Dale went over our route with us to the park, and then took us on a meandering tour of more twisty turning dirt roads and trails. At one point we found ourselves in the heavily forested middle-of-nowhere and inside the long-abandoned Eureka Springs train tunnel. Most of the stops we make except for food and gas are in some way educational and a great experience. After being told the history of the 1800s tunnel and a little exploring we were off counting white lines again.
After a short night run we finally found Wheelin’ World late in the night. Most of us drank gallons of water, heated up Hot Pockets on a cast iron skillet, and hit our sweaty, rank, and uncomfortable sleeping bags for the night.
Carter Reed and Dave DeVormer were still having a little trouble with their Comanche’s fro
Waking up in the morning to the old cronies’ traditional UA breakfast is always a thrill b
We know the photo doesn’t show the angle in perspective, but this was one of the most hair

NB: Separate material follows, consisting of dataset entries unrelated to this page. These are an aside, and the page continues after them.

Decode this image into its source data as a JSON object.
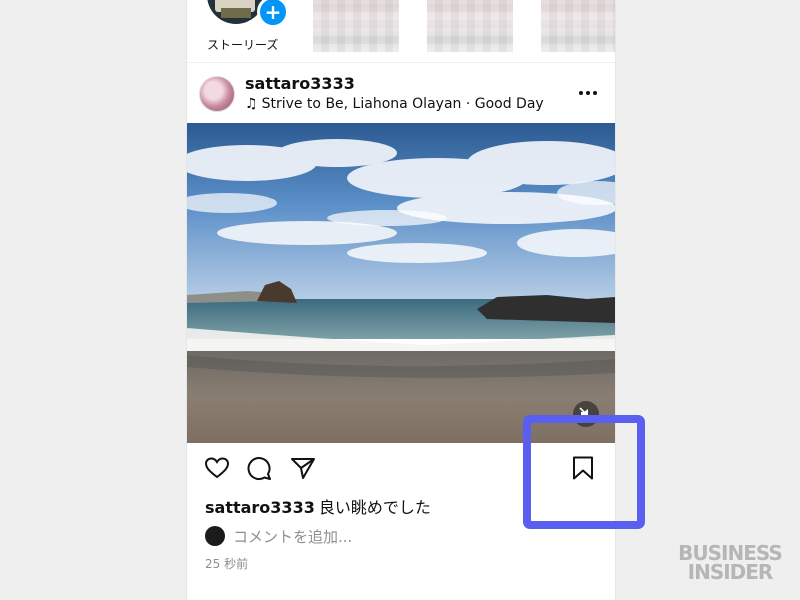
{
  "stories": {
    "own_label": "ストーリーズ",
    "add_icon": "plus-icon"
  },
  "post": {
    "username": "sattaro3333",
    "music": "Strive to Be, Liahona Olayan · Good Day",
    "music_icon": "music-note-icon",
    "more_icon": "more-options-icon",
    "caption_user": "sattaro3333",
    "caption_text": "良い眺めでした",
    "comment_placeholder": "コメントを追加...",
    "timestamp": "25 秒前",
    "actions": [
      "like-icon",
      "comment-icon",
      "share-icon",
      "save-icon"
    ]
  },
  "watermark": {
    "line1": "BUSINESS",
    "line2": "INSIDER"
  },
  "colors": {
    "accent_blue": "#0095f6",
    "highlight_box": "#5b5ff0",
    "page_bg": "#efefef"
  }
}
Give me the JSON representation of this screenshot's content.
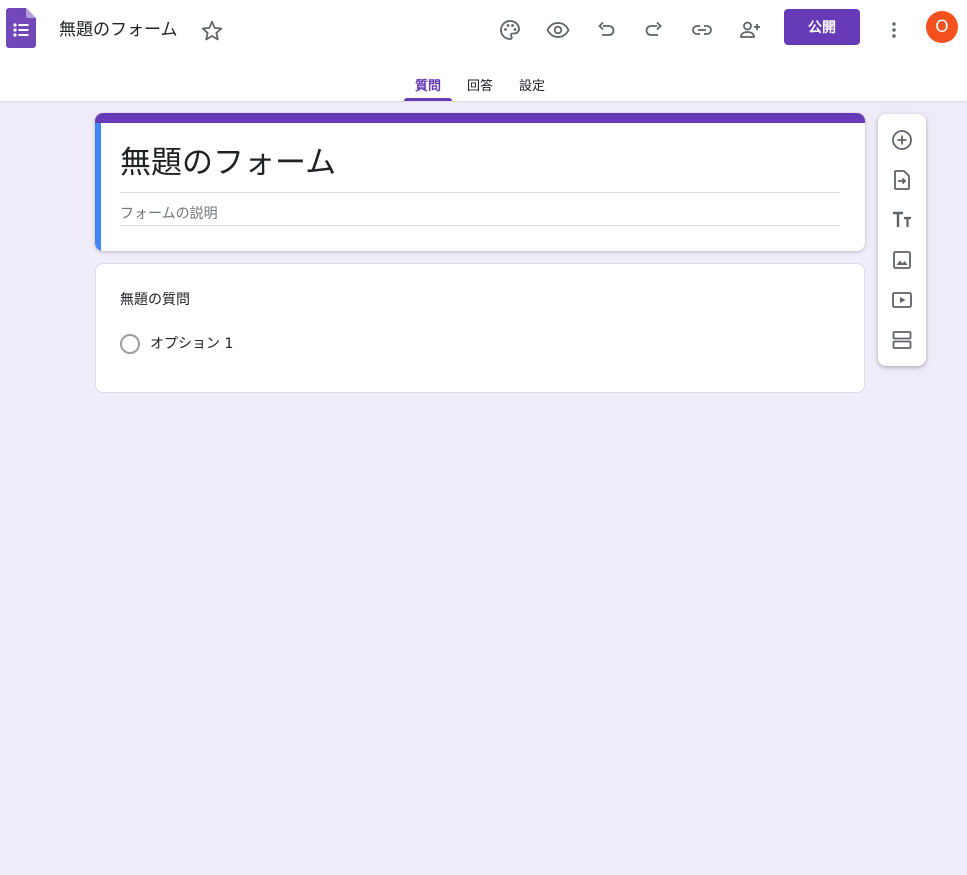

We ran across a lot of old bridges like the Beaver Bridge near Beaver, Arkansas. The bridg
Day 6, Thursday, July 8:
Wheelin’ World Trail Action
Thursday was slated for a full day of off-road action. When we awoke in Wheelin’ World we were surprised to find an incredibly nice campground and great facilities like extremely clean little blue houses replete with sparkling toilets, and a hose dangling from a tree with fresh water for showers. The park does have full campground hookups, including his and her showers, but we shied away from them so as not to clog the drains with dirt, ticks, chiggers, and any other critters that had attached themselves to our bodies. The accommodations we enjoyed may sound a little primitive, but after a sweaty few days on the trail they were welcome pleasures. Although all of the places we camped were filled with warm and friendly folks, Wheelin’ World was one of the nicest and cleanest campgrounds we stayed in.
Readers Corey Osborne and Terry Hawkins did some expert wheeling on the UA and worked very
The trails at the park were steep, rocky, and slippery. The slickest trails and hillclimbs weren’t due to mud, but rather loose dirt and small pebbles and rocks that acted like ball bearings. Gaining traction and making it up and over a hill in some situations didn’t entirely depend on tire traction, but horsepower, momentum, and speed. Other obstacles paralleled ledges that leaned vehicles off-camber toward drop-offs, giving drivers an uneasy feeling and a butt crack full of seat upholstery. Winch lines were pulled and hooked to anchor points just for safety.
Enjoying the tight turns, rocks, and logs at Wheelin’ World, Verne Simons (driving) and Tr
After a great day of four-wheeling we headed back to camp to make repairs, rehydrate, and knock some of the grime off ourselves before dinner. The staff of Wheelin’ World and the crew of the Rock Hard Wheelers had prepared us an amazing BBQ chicken feast with all the fixings, a welcome break from the greasy gas station food we had been choking down.
We are always impressed with Tim Hardy’s driving and his ability to get his lightly powere
Everyone on the Ultimate Adventure quickly gets used to having a camera in his or her face
One of the last hillclimbs of that day at Wheelin’ World was incredibly slippery due to lo
Making big look good, Stephen and Brandon Watson from Offroad Design always impress everyo
We found (left to right) Ali Mansour, Stephen Watson, and Mel Wade looking under the hood
Matt Kime was the lucky reader who was along for his second UA. His co-driver, Ben Brewer,
We were ecstatic to have Nitto Tire and Tim Coltey on the UA for the first time as sponsor
Sam Patton of Sam’s Off-Road is smoking his way up one of the day’s toughest obstacles, li
Food, folks, and fun! The staff at Wheelin’ World threw an incredible BBQ for us. It reall